--- START ---

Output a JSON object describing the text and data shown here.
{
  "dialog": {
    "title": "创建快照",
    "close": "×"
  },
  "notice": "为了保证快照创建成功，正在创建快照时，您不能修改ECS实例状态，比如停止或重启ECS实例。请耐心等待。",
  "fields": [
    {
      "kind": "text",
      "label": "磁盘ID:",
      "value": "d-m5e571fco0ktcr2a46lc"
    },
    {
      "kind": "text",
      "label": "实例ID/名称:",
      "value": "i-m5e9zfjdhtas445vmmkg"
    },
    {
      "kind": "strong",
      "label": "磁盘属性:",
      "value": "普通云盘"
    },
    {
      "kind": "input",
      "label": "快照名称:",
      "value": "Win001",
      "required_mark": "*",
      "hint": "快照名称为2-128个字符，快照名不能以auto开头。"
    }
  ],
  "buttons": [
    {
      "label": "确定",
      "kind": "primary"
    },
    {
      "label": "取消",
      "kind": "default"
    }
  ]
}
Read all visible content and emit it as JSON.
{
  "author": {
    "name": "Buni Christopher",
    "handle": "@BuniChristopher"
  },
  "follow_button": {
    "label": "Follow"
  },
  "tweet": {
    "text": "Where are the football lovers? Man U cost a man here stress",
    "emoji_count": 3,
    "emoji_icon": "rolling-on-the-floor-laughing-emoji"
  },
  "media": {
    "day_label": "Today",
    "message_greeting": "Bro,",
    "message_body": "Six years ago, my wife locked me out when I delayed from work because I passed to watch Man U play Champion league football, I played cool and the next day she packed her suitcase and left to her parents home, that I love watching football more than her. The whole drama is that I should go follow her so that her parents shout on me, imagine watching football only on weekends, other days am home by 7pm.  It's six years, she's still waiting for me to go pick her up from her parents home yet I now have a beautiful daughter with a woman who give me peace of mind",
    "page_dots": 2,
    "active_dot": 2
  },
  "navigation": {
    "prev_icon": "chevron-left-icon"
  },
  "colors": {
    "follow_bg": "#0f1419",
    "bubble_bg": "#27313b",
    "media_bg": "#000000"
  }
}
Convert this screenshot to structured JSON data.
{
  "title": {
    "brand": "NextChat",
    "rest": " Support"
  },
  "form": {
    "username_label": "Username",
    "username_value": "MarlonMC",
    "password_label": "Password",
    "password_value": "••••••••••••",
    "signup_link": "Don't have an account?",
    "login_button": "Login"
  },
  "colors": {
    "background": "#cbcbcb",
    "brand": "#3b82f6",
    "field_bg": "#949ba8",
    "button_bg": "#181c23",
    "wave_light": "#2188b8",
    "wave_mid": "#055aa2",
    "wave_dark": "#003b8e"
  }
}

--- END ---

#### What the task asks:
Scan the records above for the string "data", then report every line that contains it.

#### Result of the exercise:
Output a JSON object describing the text and data shown here.
Convert this screenshot to structured JSON data.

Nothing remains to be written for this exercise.